But back in early 2011, another alternative became available. Companies operating on land zoned business or industrial in most counties can obtain foreign trade zone status with much less paperwork or delay.
The sites operate under a so-called alternative site framework.
The sites come in two flavors. One is a “magnet” site. There are 13 in the Indianapolis area, including Duke Realty’s Park 100, AllPoints Midwest in Plainfield, and Lebanon Business Park.
For companies in the business of warehousing or distribution, the big advantage is there’s no need to go through an elaborate application process to obtain FTZ status.
Companies that manufacture at such a site have to apply and receive approval before enjoying FTZ status, and that can take six months or so.
The other type of newer alternative site is known as a “usage-driven” site, available in 39 counties.
Most usage-driven sites are being used for warehousing and distribution, said Kent Ebbing, general manager of the Greater Indianapolis Foreign Trade Zone.
For such use, an application must be filed with the Foreign Trade Zones Board, and most times takes only about 30 to 45 days for an OK.
Companies can also conduct manufacturing at a usage-driven site, but it can take six to eight months to get approval.
There are about two-dozen usage-driven sites in the metro area, operated by companies such as Redcats USA, at 2300 Southeastern Ave., and by Sentry Biopharma Services, south of Interstate 70 near the airport.
Such alternative site growth in Indiana in recent years makes Indiana among the most competitive and progressive states, Ebbing said.
“In Indiana, we’re taking a very assertive approach to working with the counties … Indiana was one of the first states to get so many of its counties involved” in alternative sites, said Jody Peacock, vice president of Ports of Indiana, which operates ports in Burns Harbor, Jeffersonville and Mount Vernon.
Those facilities have long been designated foreign trade zones, with Ports of Indiana the primary authority in Indiana for FTZs.
With the relatively new alternative site program, by reducing paperwork and costs, “you open up [opportunities] to some companies that were intimidated by the process,” Peacock added.
Foreign trade zones are considered outside of U.S. Customs territory. Inside a zone, imported items can be stored or modified with other materials. A finished product may be subject to reduced or no customs duties. There are no U.S. customs duties for products shipped outside the country.
Indiana is one of the top states in use of foreign trade zones.
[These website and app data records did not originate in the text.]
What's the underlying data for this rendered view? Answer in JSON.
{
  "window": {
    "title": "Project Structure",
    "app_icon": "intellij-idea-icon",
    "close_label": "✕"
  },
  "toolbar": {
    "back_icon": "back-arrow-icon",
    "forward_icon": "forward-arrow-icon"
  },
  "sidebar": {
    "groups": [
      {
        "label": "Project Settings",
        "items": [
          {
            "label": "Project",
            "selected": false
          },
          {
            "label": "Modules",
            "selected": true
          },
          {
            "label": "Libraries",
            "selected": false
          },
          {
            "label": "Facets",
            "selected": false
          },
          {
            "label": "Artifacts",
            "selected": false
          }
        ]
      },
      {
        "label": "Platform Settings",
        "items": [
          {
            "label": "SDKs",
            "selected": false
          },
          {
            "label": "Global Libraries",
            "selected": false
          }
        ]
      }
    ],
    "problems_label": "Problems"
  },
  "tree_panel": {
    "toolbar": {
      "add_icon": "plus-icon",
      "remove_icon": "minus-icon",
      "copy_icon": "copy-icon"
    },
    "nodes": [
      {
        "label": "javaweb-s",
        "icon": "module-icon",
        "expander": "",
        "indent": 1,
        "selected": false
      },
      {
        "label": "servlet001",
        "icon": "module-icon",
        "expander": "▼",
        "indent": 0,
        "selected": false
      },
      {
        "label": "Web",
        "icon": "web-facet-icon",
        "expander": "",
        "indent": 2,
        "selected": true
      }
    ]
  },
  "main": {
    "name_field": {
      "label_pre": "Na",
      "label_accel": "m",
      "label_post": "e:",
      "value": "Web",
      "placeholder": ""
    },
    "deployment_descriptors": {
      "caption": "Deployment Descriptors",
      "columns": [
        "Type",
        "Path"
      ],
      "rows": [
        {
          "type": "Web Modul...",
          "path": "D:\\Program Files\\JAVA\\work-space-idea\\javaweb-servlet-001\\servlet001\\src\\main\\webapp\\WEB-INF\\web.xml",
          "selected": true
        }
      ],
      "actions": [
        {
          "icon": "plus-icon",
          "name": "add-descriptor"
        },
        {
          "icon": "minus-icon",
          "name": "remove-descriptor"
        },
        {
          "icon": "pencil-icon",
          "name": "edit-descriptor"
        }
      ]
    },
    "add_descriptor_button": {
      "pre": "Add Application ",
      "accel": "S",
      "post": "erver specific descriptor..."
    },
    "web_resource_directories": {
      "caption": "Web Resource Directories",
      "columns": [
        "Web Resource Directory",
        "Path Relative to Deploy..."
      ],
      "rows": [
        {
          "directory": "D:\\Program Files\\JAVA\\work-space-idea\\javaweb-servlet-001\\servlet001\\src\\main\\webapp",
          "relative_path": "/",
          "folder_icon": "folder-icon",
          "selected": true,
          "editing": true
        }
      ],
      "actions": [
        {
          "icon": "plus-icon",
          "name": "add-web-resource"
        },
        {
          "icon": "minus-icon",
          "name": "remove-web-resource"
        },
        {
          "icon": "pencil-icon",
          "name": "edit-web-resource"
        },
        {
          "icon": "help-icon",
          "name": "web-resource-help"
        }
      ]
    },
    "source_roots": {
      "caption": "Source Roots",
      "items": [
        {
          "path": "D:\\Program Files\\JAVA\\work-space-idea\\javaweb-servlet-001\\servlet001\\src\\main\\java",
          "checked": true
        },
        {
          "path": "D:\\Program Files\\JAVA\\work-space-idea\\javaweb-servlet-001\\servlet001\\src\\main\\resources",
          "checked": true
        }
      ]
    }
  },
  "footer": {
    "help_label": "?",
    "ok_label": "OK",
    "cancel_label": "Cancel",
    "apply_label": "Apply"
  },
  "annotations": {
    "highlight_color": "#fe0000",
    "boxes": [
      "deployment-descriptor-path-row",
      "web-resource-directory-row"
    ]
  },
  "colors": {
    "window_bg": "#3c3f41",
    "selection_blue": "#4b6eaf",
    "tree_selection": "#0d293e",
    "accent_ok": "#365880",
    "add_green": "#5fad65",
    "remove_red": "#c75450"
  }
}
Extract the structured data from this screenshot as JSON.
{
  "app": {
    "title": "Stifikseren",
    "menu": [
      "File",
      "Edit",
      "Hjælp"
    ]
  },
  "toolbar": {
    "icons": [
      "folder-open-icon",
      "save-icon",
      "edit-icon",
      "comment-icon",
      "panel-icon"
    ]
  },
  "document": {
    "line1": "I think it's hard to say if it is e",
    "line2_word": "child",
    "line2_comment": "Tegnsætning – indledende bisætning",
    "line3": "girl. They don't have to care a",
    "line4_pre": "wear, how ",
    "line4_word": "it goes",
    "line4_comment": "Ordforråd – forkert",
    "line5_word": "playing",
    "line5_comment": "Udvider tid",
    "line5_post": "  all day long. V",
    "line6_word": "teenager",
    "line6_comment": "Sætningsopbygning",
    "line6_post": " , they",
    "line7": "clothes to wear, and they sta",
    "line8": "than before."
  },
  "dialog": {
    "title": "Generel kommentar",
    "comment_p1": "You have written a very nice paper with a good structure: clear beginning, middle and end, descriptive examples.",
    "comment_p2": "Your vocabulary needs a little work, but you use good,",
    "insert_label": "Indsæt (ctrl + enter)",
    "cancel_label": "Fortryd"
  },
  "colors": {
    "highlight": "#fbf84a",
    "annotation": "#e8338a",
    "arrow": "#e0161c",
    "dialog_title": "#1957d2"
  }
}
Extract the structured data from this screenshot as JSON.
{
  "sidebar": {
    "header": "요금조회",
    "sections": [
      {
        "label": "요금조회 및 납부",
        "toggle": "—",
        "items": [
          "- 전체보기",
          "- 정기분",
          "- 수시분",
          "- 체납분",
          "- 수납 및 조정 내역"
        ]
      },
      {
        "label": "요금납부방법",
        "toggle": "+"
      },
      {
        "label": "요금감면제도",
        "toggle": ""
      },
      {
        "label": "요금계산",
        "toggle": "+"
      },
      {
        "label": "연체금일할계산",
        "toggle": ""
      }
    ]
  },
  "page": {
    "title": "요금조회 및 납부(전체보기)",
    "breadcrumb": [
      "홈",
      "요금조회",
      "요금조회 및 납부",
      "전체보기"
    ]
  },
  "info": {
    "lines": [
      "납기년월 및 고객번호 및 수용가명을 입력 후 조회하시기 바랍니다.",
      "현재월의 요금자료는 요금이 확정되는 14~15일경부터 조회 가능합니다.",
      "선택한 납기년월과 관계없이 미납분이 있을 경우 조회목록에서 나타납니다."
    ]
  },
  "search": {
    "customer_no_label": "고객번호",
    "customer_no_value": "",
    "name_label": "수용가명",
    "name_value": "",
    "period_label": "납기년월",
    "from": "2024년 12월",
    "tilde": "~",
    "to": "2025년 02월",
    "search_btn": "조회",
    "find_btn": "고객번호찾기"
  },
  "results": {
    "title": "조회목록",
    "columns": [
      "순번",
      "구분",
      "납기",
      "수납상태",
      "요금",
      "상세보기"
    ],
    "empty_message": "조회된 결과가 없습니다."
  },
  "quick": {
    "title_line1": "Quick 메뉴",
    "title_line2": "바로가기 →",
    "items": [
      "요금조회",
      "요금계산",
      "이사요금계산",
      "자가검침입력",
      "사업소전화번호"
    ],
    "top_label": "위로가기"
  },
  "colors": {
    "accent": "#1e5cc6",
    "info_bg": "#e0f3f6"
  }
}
It ranks ninth in exports of products that used a foreign trade zone, at $1.4 billion, according to the most recent annual report by the National Association of Foreign Trade Zones.
Cars and pharmaceuticals are among the exports.
The state ranked 14th in the value of merchandise received in foreign trade zones, at $7 billion. This includes automotive components brought in by companies such as Subaru, which assembles cars in Lafayette.
Without the use of a foreign trade zone, each imported component for a car assembled in the United States would be assessed a duty. That ultimately would make a vehicle made here expensive relative to simply importing a car made outside the country.
But by bringing those imported components into an FTZ for final assembly—say into a car or a vacuum cleaner—a manufacturer can virtually eliminate a duty that would be assessed on a component.
Foreign trade zones were created in part to protect U.S. jobs against imported finished products that otherwise would have an edge under the tariff structure.
FTZ status has other advantages for companies.
Say a company imports parts from overseas that are stored in a warehouse. If the company had an on-hand average inventory value of $25 million, it would be looking at paying a customs duty of $1.5 million, assuming the duty rate was 6 percent.
As long as that inventory is in an FTZ site, it technically hasn’t entered the country and is not subject to duty until it leaves. There’s a time value to the extent one can delay having to pay the duty. One might calculate the cash flow savings by multiplying the $1.5 million by an interest rate had the money been borrowed—say 5 percent, resulting in a savings value of $75,000.
“It’s a conservation of capital,” Peacock said.
There are other potential benefits of importing product into a zone. For example, a company might import a chemical used in the manufacturing process. In some cases, the manufacturing process consumes or destroys a portion of that chemical. That portion isn’t subject to a duty.•